DIRECTIONS FOR THIS TASK
Without leaving out a single line, restate the entries below exactly.

ENTRIES PROVIDED
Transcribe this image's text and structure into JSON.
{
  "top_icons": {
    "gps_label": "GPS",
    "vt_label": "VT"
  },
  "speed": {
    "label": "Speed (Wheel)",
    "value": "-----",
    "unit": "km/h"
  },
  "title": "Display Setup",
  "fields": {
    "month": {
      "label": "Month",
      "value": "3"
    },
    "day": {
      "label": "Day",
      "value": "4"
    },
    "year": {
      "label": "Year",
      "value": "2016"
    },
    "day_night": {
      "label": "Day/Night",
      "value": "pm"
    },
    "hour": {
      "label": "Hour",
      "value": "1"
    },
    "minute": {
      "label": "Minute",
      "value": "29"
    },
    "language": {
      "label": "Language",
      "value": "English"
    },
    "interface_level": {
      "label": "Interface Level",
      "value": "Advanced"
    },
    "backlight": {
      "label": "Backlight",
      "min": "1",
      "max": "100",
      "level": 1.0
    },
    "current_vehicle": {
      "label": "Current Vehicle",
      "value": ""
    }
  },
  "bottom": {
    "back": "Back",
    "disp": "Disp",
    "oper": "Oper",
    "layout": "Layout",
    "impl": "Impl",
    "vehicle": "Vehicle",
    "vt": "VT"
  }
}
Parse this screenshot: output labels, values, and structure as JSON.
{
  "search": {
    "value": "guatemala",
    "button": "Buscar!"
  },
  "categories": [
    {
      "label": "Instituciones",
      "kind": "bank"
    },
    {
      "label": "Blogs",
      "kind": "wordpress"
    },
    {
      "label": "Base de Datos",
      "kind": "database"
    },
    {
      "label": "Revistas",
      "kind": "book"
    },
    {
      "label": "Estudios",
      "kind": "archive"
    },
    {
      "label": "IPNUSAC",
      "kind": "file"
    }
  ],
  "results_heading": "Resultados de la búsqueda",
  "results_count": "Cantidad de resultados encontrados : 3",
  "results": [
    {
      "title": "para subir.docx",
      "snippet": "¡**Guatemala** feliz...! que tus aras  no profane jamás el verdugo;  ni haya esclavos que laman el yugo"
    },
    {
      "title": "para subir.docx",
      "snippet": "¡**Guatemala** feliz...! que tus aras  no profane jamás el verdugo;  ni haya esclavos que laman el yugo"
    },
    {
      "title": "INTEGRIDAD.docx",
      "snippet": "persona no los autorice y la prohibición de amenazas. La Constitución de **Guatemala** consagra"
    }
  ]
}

ANSWER SECTION
Transcribe this image's text and structure into JSON.
{
  "top_icons": {
    "gps_label": "GPS",
    "vt_label": "VT"
  },
  "speed": {
    "label": "Speed (Wheel)",
    "value": "-----",
    "unit": "km/h"
  },
  "title": "Display Setup",
  "fields": {
    "month": {
      "label": "Month",
      "value": "3"
    },
    "day": {
      "label": "Day",
      "value": "4"
    },
    "year": {
      "label": "Year",
      "value": "2016"
    },
    "day_night": {
      "label": "Day/Night",
      "value": "pm"
    },
    "hour": {
      "label": "Hour",
      "value": "1"
    },
    "minute": {
      "label": "Minute",
      "value": "29"
    },
    "language": {
      "label": "Language",
      "value": "English"
    },
    "interface_level": {
      "label": "Interface Level",
      "value": "Advanced"
    },
    "backlight": {
      "label": "Backlight",
      "min": "1",
      "max": "100",
      "level": 1.0
    },
    "current_vehicle": {
      "label": "Current Vehicle",
      "value": ""
    }
  },
  "bottom": {
    "back": "Back",
    "disp": "Disp",
    "oper": "Oper",
    "layout": "Layout",
    "impl": "Impl",
    "vehicle": "Vehicle",
    "vt": "VT"
  }
}
Parse this screenshot: output labels, values, and structure as JSON.
{
  "search": {
    "value": "guatemala",
    "button": "Buscar!"
  },
  "categories": [
    {
      "label": "Instituciones",
      "kind": "bank"
    },
    {
      "label": "Blogs",
      "kind": "wordpress"
    },
    {
      "label": "Base de Datos",
      "kind": "database"
    },
    {
      "label": "Revistas",
      "kind": "book"
    },
    {
      "label": "Estudios",
      "kind": "archive"
    },
    {
      "label": "IPNUSAC",
      "kind": "file"
    }
  ],
  "results_heading": "Resultados de la búsqueda",
  "results_count": "Cantidad de resultados encontrados : 3",
  "results": [
    {
      "title": "para subir.docx",
      "snippet": "¡**Guatemala** feliz...! que tus aras  no profane jamás el verdugo;  ni haya esclavos que laman el yugo"
    },
    {
      "title": "para subir.docx",
      "snippet": "¡**Guatemala** feliz...! que tus aras  no profane jamás el verdugo;  ni haya esclavos que laman el yugo"
    },
    {
      "title": "INTEGRIDAD.docx",
      "snippet": "persona no los autorice y la prohibición de amenazas. La Constitución de **Guatemala** consagra"
    }
  ]
}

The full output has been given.